Selection from _The Ruins_ by by Constantin Francois Volney
from Volney's Ruins, Vol. I, chapter 2
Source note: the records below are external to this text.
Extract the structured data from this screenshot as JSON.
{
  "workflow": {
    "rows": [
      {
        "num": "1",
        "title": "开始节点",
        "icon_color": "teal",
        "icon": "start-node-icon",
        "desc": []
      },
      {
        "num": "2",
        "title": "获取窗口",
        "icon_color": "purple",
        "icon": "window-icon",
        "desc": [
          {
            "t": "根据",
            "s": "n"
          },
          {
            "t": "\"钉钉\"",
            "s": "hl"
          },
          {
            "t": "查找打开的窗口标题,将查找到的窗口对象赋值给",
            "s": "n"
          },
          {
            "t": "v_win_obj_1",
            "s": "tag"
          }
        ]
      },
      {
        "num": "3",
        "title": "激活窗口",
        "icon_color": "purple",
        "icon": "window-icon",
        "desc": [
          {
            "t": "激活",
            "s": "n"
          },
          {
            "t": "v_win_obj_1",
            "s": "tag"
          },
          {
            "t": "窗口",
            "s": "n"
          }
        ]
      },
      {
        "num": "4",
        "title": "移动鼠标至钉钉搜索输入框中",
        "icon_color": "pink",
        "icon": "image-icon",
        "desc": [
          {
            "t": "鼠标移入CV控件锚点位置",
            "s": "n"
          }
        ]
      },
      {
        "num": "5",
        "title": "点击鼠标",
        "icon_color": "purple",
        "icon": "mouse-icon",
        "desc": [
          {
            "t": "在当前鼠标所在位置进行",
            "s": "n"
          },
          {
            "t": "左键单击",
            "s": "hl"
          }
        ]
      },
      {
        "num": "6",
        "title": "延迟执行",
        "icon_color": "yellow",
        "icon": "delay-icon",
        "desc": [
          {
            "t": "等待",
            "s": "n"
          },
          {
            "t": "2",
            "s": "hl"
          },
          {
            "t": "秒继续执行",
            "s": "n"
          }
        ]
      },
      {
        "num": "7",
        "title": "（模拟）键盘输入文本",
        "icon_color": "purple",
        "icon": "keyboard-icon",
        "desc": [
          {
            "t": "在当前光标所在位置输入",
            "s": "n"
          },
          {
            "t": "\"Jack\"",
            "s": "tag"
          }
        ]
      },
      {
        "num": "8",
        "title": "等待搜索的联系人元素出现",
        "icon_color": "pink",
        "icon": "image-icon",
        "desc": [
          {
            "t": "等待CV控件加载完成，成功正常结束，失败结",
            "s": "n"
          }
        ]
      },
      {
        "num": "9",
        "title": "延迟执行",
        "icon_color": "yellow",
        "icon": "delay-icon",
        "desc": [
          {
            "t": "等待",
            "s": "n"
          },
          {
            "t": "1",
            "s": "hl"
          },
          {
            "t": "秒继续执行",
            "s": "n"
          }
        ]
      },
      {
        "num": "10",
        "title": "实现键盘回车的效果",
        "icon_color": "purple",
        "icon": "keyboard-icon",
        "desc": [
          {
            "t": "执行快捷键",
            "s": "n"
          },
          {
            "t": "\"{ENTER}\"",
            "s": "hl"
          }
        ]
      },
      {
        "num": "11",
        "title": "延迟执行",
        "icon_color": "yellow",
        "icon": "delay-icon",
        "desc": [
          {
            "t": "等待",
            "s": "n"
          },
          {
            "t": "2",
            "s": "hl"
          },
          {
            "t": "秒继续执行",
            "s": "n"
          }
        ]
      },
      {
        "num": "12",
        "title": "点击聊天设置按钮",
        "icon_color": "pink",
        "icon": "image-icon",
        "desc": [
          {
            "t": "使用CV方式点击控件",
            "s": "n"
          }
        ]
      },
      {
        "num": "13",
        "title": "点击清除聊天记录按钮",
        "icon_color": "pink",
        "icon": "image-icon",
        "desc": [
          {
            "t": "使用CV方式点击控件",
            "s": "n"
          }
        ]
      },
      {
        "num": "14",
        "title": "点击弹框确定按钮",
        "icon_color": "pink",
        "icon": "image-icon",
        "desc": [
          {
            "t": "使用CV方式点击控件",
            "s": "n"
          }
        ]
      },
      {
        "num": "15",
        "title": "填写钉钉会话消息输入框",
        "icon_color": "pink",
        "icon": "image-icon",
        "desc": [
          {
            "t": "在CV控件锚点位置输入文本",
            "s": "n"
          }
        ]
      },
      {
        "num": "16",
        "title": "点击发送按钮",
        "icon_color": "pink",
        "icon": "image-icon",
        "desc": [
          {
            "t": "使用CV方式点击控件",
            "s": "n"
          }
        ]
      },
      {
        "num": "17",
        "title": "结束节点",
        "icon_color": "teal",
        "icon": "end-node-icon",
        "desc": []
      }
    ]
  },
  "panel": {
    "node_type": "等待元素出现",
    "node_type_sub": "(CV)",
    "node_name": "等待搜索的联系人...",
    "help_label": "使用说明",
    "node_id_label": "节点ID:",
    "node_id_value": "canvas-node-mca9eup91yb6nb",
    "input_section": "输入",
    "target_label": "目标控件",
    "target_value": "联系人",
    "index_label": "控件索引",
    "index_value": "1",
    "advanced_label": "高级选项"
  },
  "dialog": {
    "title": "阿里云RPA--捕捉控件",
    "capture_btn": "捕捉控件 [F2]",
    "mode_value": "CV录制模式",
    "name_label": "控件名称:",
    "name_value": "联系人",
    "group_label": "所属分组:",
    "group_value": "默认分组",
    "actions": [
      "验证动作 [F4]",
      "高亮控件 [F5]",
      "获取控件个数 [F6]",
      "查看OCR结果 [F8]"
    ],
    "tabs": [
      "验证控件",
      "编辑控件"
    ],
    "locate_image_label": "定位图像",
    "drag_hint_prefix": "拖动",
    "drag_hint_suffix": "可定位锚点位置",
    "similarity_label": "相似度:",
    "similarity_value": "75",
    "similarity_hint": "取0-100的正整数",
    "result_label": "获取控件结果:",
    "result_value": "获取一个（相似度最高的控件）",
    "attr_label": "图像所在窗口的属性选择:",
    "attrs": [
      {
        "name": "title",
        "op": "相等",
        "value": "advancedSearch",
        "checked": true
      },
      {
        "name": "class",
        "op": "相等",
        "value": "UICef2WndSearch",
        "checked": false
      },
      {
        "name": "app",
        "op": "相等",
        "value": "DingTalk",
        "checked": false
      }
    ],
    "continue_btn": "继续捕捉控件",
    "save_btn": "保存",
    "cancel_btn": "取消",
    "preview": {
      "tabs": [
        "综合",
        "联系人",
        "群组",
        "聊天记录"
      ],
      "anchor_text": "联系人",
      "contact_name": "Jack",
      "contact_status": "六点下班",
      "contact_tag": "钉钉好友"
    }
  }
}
Here, said I, once flourished an opulent city; here was the seat of a powerful empire. Yes! these places, now wild and desert, were once animated by a living multitude; a busy crowd circulated in these streets now solitary. Within these walls, where now reigns the silence of death, resounded incessantly the noise of the arts, and the shouts of joy and festivity: these piles of marble were regular palaces; these fallen columns adorned the majesty of temples; these ruined galleries traced the public palaces. Here assembled a numerous people for the sacred duties of their religion, and the affecting cares of their subsistence; here industry, parent of enjoyments, collected the riches of all climates; and the purple of Tyre was exchanged for the precious thread of Serica; the soft tissues of Cassimire for the sumptuous tapestry of Lydia; the amber of the Baltic for the pearls and perfumes of Arabia; the gold of Ophir for the tin of Thulé: and now behold what remains of this powerful city; a miserable skeleton! what of its vast domination; a doubtful and empty remembrance! To the noisy concourse which thronged under these porticoes succeeds the solitude of death. The silence of the grave is substituted for the hum of public places; the wealth of a commercial city is changed into hideous poverty; the palaces of kings become the den of wild beasts; flocks fold on the area of temples, and filthy reptiles inhabit the sanctuary of the gods. Ah! how has so much glory been eclipsed! how have been annihilated so many labours! Do thus then perish the works of men! thus vanish empires and nations! . . .